**TASK GOAL**
Leave the pictures aside and copy all the data exactly.

☆ ☆ ☆ ☆ ☆ ☆ ☆

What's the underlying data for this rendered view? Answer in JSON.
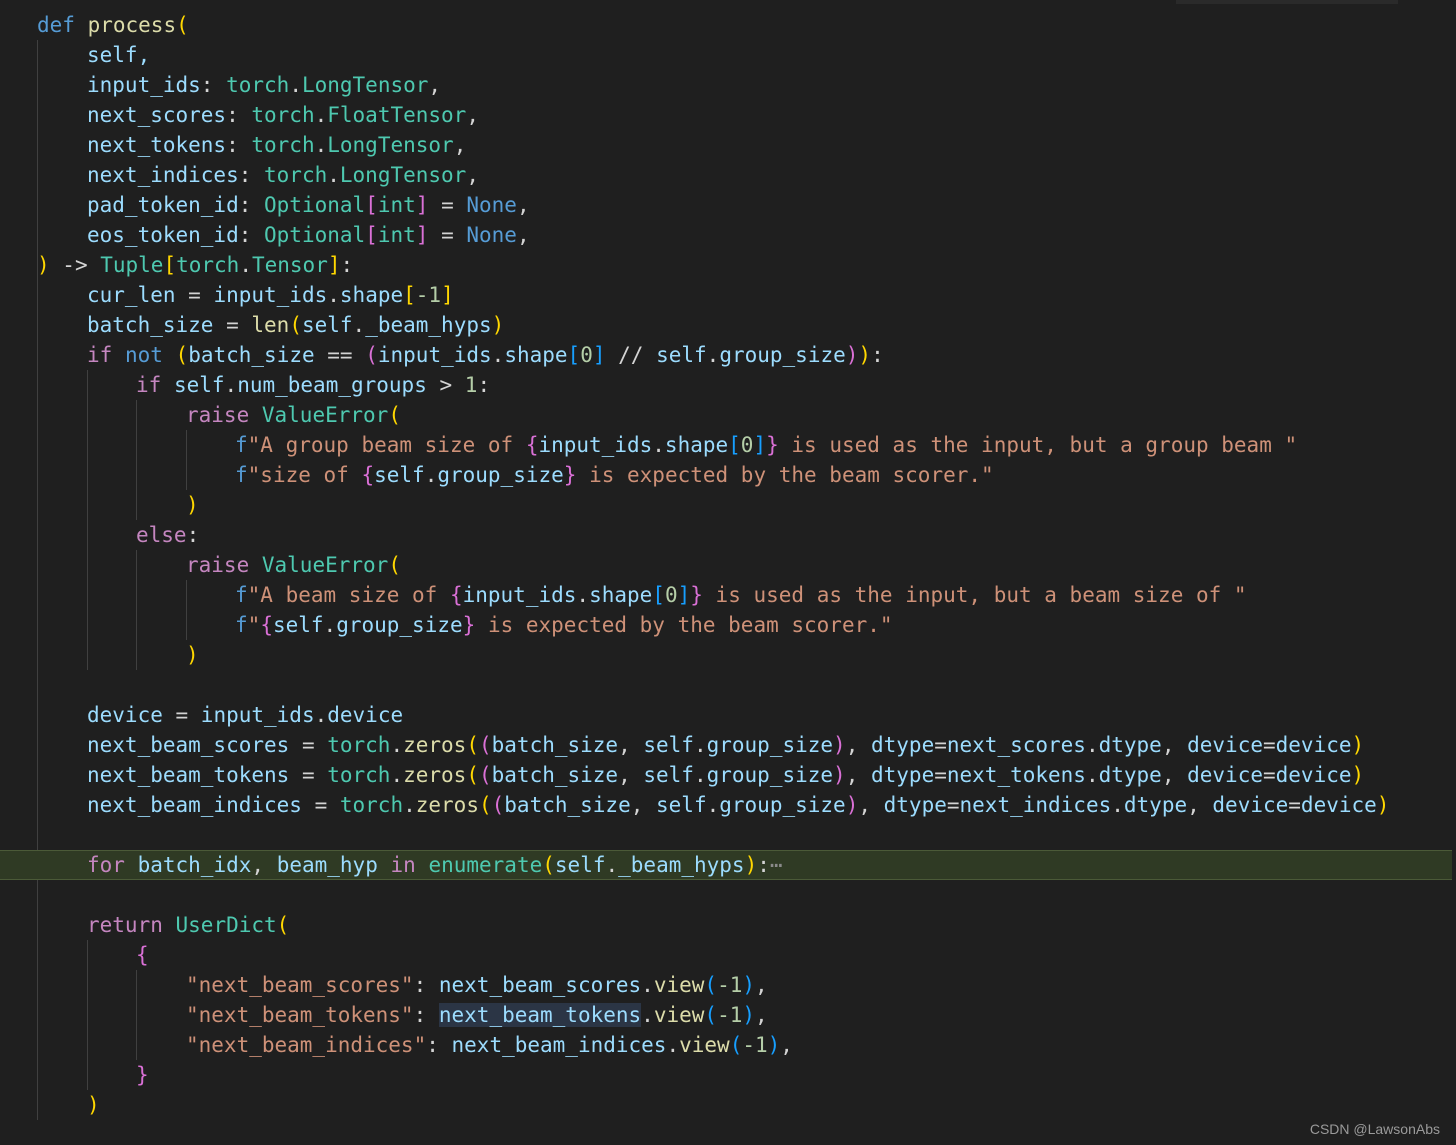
{
  "watermark": "CSDN @LawsonAbs",
  "code": {
    "l1": [
      "def",
      "process",
      "("
    ],
    "l2": "self,",
    "l3": [
      "input_ids",
      ": ",
      "torch",
      ".",
      "LongTensor",
      ","
    ],
    "l4": [
      "next_scores",
      ": ",
      "torch",
      ".",
      "FloatTensor",
      ","
    ],
    "l5": [
      "next_tokens",
      ": ",
      "torch",
      ".",
      "LongTensor",
      ","
    ],
    "l6": [
      "next_indices",
      ": ",
      "torch",
      ".",
      "LongTensor",
      ","
    ],
    "l7": [
      "pad_token_id",
      ": ",
      "Optional",
      "[",
      "int",
      "]",
      " = ",
      "None",
      ","
    ],
    "l8": [
      "eos_token_id",
      ": ",
      "Optional",
      "[",
      "int",
      "]",
      " = ",
      "None",
      ","
    ],
    "l9": [
      ")",
      " -> ",
      "Tuple",
      "[",
      "torch",
      ".",
      "Tensor",
      "]",
      ":"
    ],
    "l10": [
      "cur_len",
      " = ",
      "input_ids",
      ".",
      "shape",
      "[",
      "-1",
      "]"
    ],
    "l11": [
      "batch_size",
      " = ",
      "len",
      "(",
      "self",
      ".",
      "_beam_hyps",
      ")"
    ],
    "l12": [
      "if",
      " ",
      "not",
      " ",
      "(",
      "batch_size",
      " == ",
      "(",
      "input_ids",
      ".",
      "shape",
      "[",
      "0",
      "]",
      " // ",
      "self",
      ".",
      "group_size",
      ")",
      ")",
      ":"
    ],
    "l13": [
      "if",
      " ",
      "self",
      ".",
      "num_beam_groups",
      " > ",
      "1",
      ":"
    ],
    "l14": [
      "raise",
      " ",
      "ValueError",
      "("
    ],
    "l15": [
      "f",
      "\"A group beam size of ",
      "{",
      "input_ids",
      ".",
      "shape",
      "[",
      "0",
      "]",
      "}",
      " is used as the input, but a group beam \""
    ],
    "l16": [
      "f",
      "\"size of ",
      "{",
      "self",
      ".",
      "group_size",
      "}",
      " is expected by the beam scorer.\""
    ],
    "l17": ")",
    "l18": [
      "else",
      ":"
    ],
    "l19": [
      "raise",
      " ",
      "ValueError",
      "("
    ],
    "l20": [
      "f",
      "\"A beam size of ",
      "{",
      "input_ids",
      ".",
      "shape",
      "[",
      "0",
      "]",
      "}",
      " is used as the input, but a beam size of \""
    ],
    "l21": [
      "f",
      "\"",
      "{",
      "self",
      ".",
      "group_size",
      "}",
      " is expected by the beam scorer.\""
    ],
    "l22": ")",
    "l24": [
      "device",
      " = ",
      "input_ids",
      ".",
      "device"
    ],
    "l25": [
      "next_beam_scores",
      " = ",
      "torch",
      ".",
      "zeros",
      "(",
      "(",
      "batch_size",
      ", ",
      "self",
      ".",
      "group_size",
      ")",
      ", ",
      "dtype",
      "=",
      "next_scores",
      ".",
      "dtype",
      ", ",
      "device",
      "=",
      "device",
      ")"
    ],
    "l26": [
      "next_beam_tokens",
      " = ",
      "torch",
      ".",
      "zeros",
      "(",
      "(",
      "batch_size",
      ", ",
      "self",
      ".",
      "group_size",
      ")",
      ", ",
      "dtype",
      "=",
      "next_tokens",
      ".",
      "dtype",
      ", ",
      "device",
      "=",
      "device",
      ")"
    ],
    "l27": [
      "next_beam_indices",
      " = ",
      "torch",
      ".",
      "zeros",
      "(",
      "(",
      "batch_size",
      ", ",
      "self",
      ".",
      "group_size",
      ")",
      ", ",
      "dtype",
      "=",
      "next_indices",
      ".",
      "dtype",
      ", ",
      "device",
      "=",
      "device",
      ")"
    ],
    "l29": [
      "for",
      " ",
      "batch_idx",
      ", ",
      "beam_hyp",
      " ",
      "in",
      " ",
      "enumerate",
      "(",
      "self",
      ".",
      "_beam_hyps",
      ")",
      ":",
      "⋯"
    ],
    "l31": [
      "return",
      " ",
      "UserDict",
      "("
    ],
    "l32": "{",
    "l33": [
      "\"next_beam_scores\"",
      ": ",
      "next_beam_scores",
      ".",
      "view",
      "(",
      "-1",
      ")",
      ","
    ],
    "l34": [
      "\"next_beam_tokens\"",
      ": ",
      "next_beam_tokens",
      ".",
      "view",
      "(",
      "-1",
      ")",
      ","
    ],
    "l35": [
      "\"next_beam_indices\"",
      ": ",
      "next_beam_indices",
      ".",
      "view",
      "(",
      "-1",
      ")",
      ","
    ],
    "l36": "}",
    "l37": ")"
  }
}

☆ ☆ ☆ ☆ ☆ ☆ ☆

**RESPONSE FOR THIS EXERCISE**
What's the underlying data for this rendered view? Answer in JSON.
{
  "watermark": "CSDN @LawsonAbs",
  "code": {
    "l1": [
      "def",
      "process",
      "("
    ],
    "l2": "self,",
    "l3": [
      "input_ids",
      ": ",
      "torch",
      ".",
      "LongTensor",
      ","
    ],
    "l4": [
      "next_scores",
      ": ",
      "torch",
      ".",
      "FloatTensor",
      ","
    ],
    "l5": [
      "next_tokens",
      ": ",
      "torch",
      ".",
      "LongTensor",
      ","
    ],
    "l6": [
      "next_indices",
      ": ",
      "torch",
      ".",
      "LongTensor",
      ","
    ],
    "l7": [
      "pad_token_id",
      ": ",
      "Optional",
      "[",
      "int",
      "]",
      " = ",
      "None",
      ","
    ],
    "l8": [
      "eos_token_id",
      ": ",
      "Optional",
      "[",
      "int",
      "]",
      " = ",
      "None",
      ","
    ],
    "l9": [
      ")",
      " -> ",
      "Tuple",
      "[",
      "torch",
      ".",
      "Tensor",
      "]",
      ":"
    ],
    "l10": [
      "cur_len",
      " = ",
      "input_ids",
      ".",
      "shape",
      "[",
      "-1",
      "]"
    ],
    "l11": [
      "batch_size",
      " = ",
      "len",
      "(",
      "self",
      ".",
      "_beam_hyps",
      ")"
    ],
    "l12": [
      "if",
      " ",
      "not",
      " ",
      "(",
      "batch_size",
      " == ",
      "(",
      "input_ids",
      ".",
      "shape",
      "[",
      "0",
      "]",
      " // ",
      "self",
      ".",
      "group_size",
      ")",
      ")",
      ":"
    ],
    "l13": [
      "if",
      " ",
      "self",
      ".",
      "num_beam_groups",
      " > ",
      "1",
      ":"
    ],
    "l14": [
      "raise",
      " ",
      "ValueError",
      "("
    ],
    "l15": [
      "f",
      "\"A group beam size of ",
      "{",
      "input_ids",
      ".",
      "shape",
      "[",
      "0",
      "]",
      "}",
      " is used as the input, but a group beam \""
    ],
    "l16": [
      "f",
      "\"size of ",
      "{",
      "self",
      ".",
      "group_size",
      "}",
      " is expected by the beam scorer.\""
    ],
    "l17": ")",
    "l18": [
      "else",
      ":"
    ],
    "l19": [
      "raise",
      " ",
      "ValueError",
      "("
    ],
    "l20": [
      "f",
      "\"A beam size of ",
      "{",
      "input_ids",
      ".",
      "shape",
      "[",
      "0",
      "]",
      "}",
      " is used as the input, but a beam size of \""
    ],
    "l21": [
      "f",
      "\"",
      "{",
      "self",
      ".",
      "group_size",
      "}",
      " is expected by the beam scorer.\""
    ],
    "l22": ")",
    "l24": [
      "device",
      " = ",
      "input_ids",
      ".",
      "device"
    ],
    "l25": [
      "next_beam_scores",
      " = ",
      "torch",
      ".",
      "zeros",
      "(",
      "(",
      "batch_size",
      ", ",
      "self",
      ".",
      "group_size",
      ")",
      ", ",
      "dtype",
      "=",
      "next_scores",
      ".",
      "dtype",
      ", ",
      "device",
      "=",
      "device",
      ")"
    ],
    "l26": [
      "next_beam_tokens",
      " = ",
      "torch",
      ".",
      "zeros",
      "(",
      "(",
      "batch_size",
      ", ",
      "self",
      ".",
      "group_size",
      ")",
      ", ",
      "dtype",
      "=",
      "next_tokens",
      ".",
      "dtype",
      ", ",
      "device",
      "=",
      "device",
      ")"
    ],
    "l27": [
      "next_beam_indices",
      " = ",
      "torch",
      ".",
      "zeros",
      "(",
      "(",
      "batch_size",
      ", ",
      "self",
      ".",
      "group_size",
      ")",
      ", ",
      "dtype",
      "=",
      "next_indices",
      ".",
      "dtype",
      ", ",
      "device",
      "=",
      "device",
      ")"
    ],
    "l29": [
      "for",
      " ",
      "batch_idx",
      ", ",
      "beam_hyp",
      " ",
      "in",
      " ",
      "enumerate",
      "(",
      "self",
      ".",
      "_beam_hyps",
      ")",
      ":",
      "⋯"
    ],
    "l31": [
      "return",
      " ",
      "UserDict",
      "("
    ],
    "l32": "{",
    "l33": [
      "\"next_beam_scores\"",
      ": ",
      "next_beam_scores",
      ".",
      "view",
      "(",
      "-1",
      ")",
      ","
    ],
    "l34": [
      "\"next_beam_tokens\"",
      ": ",
      "next_beam_tokens",
      ".",
      "view",
      "(",
      "-1",
      ")",
      ","
    ],
    "l35": [
      "\"next_beam_indices\"",
      ": ",
      "next_beam_indices",
      ".",
      "view",
      "(",
      "-1",
      ")",
      ","
    ],
    "l36": "}",
    "l37": ")"
  }
}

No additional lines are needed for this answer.